■ **DATA EXTRACTS**
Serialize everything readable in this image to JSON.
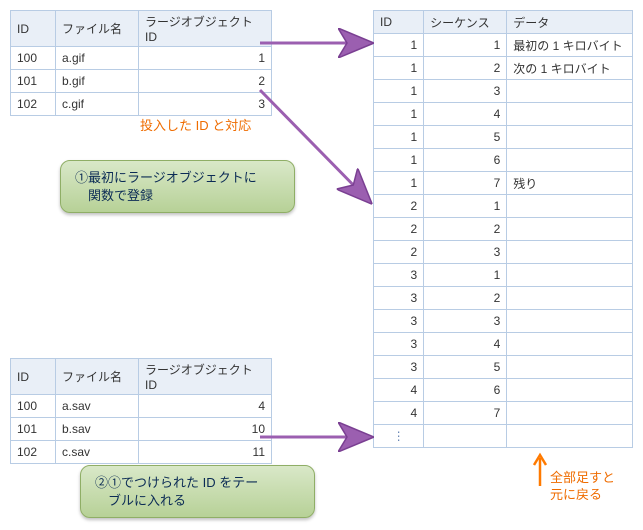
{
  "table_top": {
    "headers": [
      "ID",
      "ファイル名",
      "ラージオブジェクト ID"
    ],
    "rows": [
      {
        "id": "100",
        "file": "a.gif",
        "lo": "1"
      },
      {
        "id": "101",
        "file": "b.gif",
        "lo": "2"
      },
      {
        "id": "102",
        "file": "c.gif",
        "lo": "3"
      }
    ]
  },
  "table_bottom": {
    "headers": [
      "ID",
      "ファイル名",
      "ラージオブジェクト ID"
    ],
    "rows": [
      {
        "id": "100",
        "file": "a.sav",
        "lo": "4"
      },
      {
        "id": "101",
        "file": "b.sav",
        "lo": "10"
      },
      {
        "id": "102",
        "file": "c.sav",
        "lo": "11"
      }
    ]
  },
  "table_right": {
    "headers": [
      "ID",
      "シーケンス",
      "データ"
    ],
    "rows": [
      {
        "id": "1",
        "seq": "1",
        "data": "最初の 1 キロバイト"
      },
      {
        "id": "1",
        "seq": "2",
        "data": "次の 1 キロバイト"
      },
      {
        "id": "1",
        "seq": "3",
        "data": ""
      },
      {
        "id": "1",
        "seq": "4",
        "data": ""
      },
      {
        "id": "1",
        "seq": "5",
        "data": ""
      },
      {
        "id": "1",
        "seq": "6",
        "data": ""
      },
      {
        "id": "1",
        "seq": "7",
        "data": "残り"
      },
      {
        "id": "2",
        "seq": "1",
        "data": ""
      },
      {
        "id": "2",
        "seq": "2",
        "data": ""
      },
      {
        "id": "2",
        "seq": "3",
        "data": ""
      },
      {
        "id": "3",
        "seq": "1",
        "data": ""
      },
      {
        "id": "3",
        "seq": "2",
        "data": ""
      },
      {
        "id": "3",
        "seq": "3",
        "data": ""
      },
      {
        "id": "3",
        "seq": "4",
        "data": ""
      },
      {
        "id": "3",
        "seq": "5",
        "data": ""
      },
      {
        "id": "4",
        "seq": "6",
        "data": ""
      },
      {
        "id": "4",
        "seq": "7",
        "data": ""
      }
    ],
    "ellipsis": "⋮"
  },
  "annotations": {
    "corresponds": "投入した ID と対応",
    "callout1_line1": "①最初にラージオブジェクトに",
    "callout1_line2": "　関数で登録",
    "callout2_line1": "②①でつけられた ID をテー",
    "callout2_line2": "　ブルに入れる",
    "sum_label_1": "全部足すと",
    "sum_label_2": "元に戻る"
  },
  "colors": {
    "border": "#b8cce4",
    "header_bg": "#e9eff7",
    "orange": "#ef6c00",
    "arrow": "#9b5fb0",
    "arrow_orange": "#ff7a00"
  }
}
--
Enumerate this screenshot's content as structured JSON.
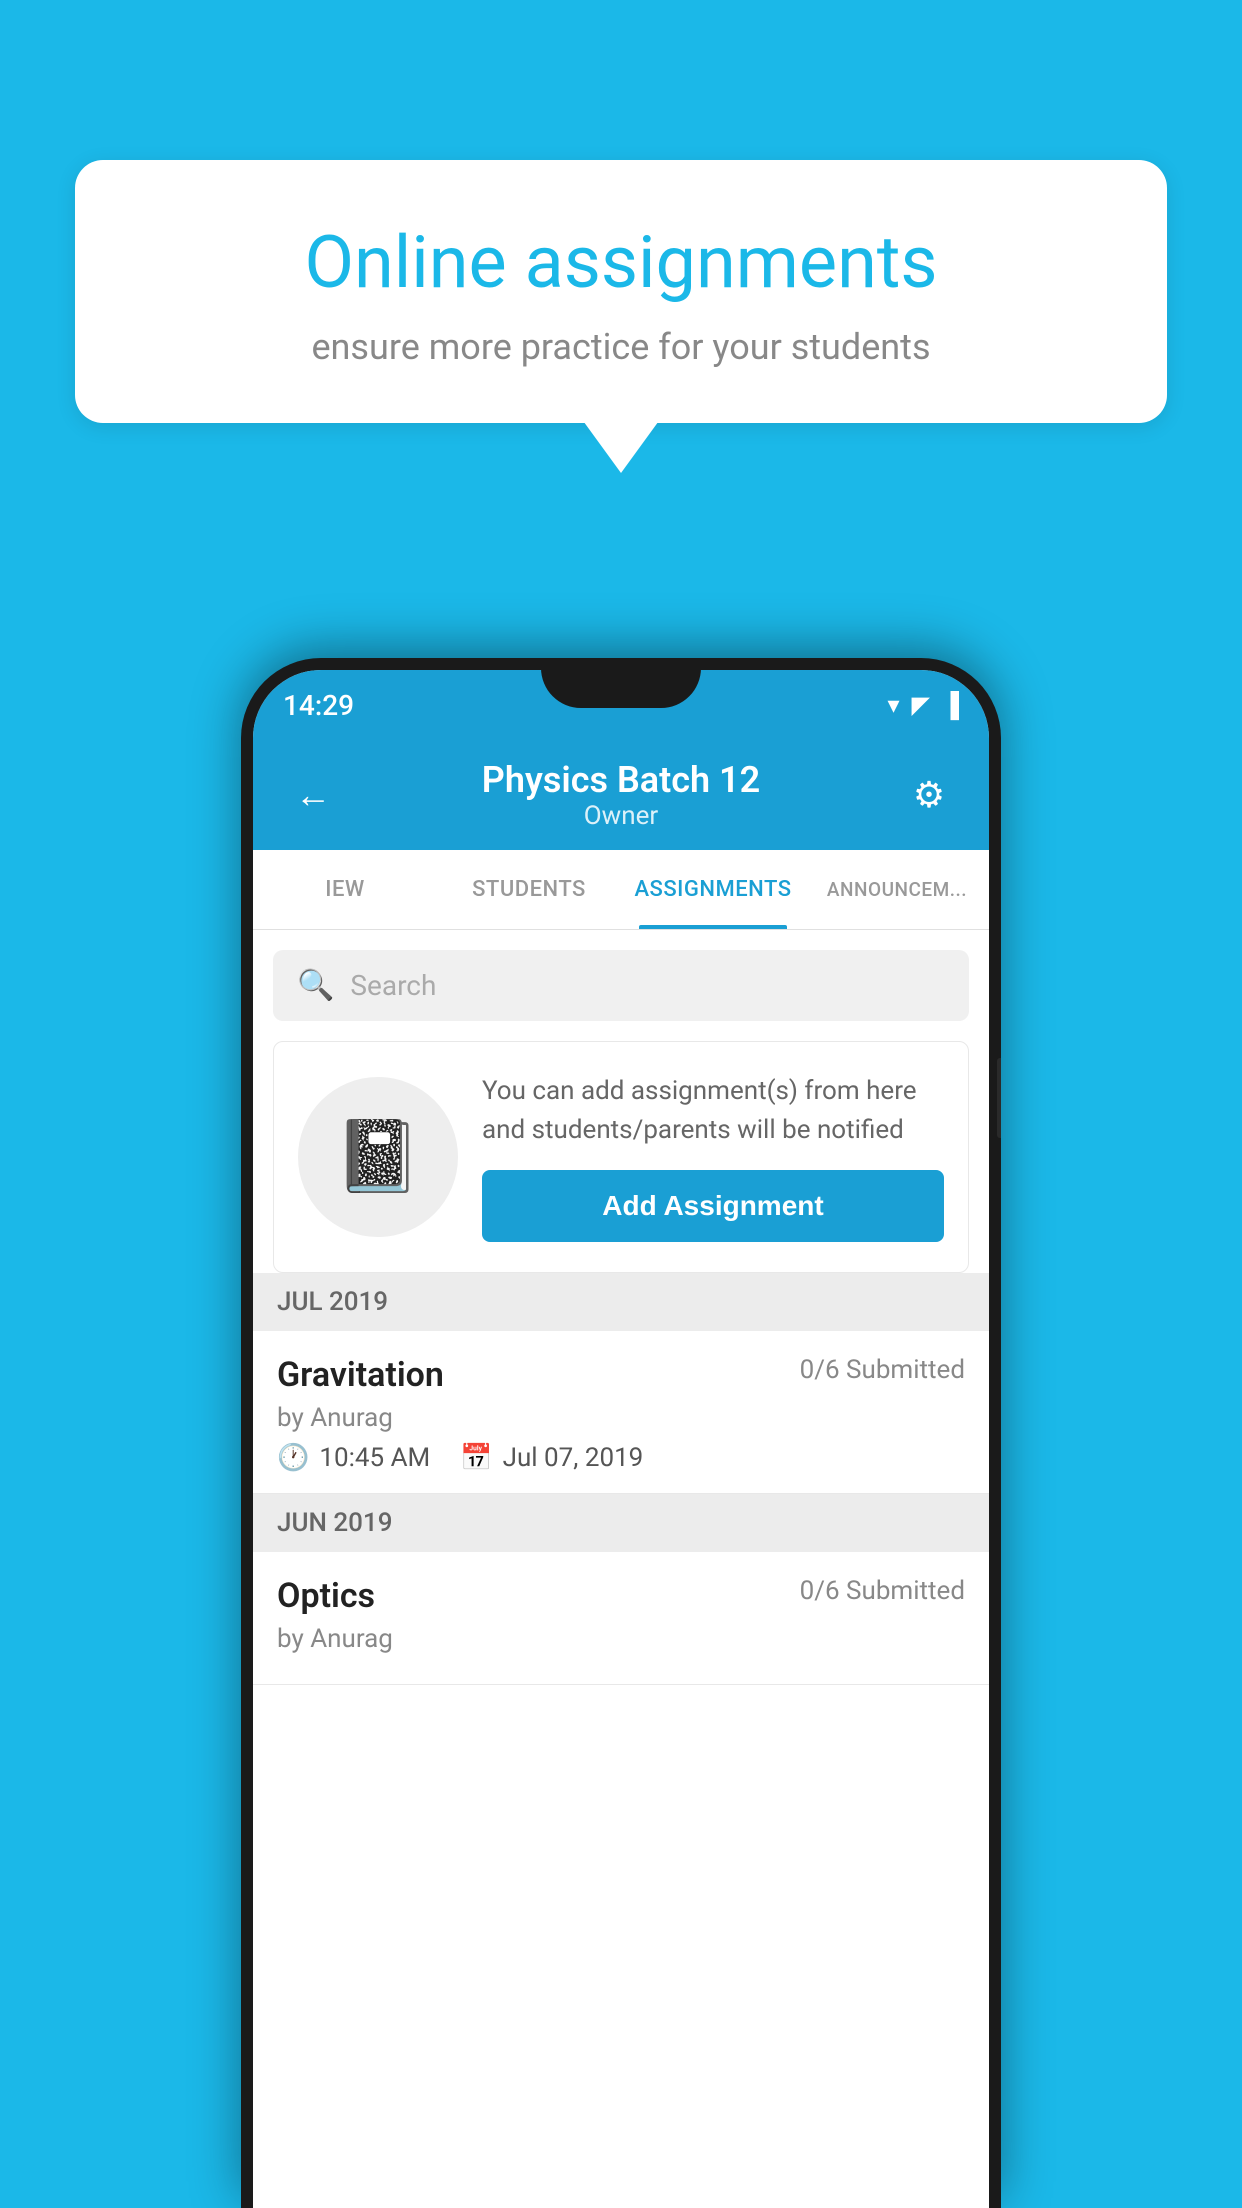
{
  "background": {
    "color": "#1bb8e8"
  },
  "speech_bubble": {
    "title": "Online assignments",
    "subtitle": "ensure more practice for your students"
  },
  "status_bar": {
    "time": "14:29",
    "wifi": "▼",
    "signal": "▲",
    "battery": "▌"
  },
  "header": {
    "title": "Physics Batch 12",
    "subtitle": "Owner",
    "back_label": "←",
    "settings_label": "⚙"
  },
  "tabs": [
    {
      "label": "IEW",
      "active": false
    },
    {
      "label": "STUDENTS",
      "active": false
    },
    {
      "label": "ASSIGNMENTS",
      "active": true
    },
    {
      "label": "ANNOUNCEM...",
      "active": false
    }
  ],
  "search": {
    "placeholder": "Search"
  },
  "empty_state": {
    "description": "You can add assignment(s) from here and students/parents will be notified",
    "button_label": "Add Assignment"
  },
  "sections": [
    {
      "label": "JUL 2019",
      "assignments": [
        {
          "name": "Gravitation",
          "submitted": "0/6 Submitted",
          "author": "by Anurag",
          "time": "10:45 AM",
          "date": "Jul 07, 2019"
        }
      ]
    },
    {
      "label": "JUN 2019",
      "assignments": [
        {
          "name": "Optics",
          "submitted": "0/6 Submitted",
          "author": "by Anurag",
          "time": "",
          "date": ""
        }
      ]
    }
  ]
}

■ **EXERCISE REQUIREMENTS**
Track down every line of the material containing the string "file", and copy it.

■ **REPLY**
        "file": "a.gif",
        "file": "b.gif",
        "file": "c.gif",
        "file": "a.sav",
        "file": "b.sav",
        "file": "c.sav",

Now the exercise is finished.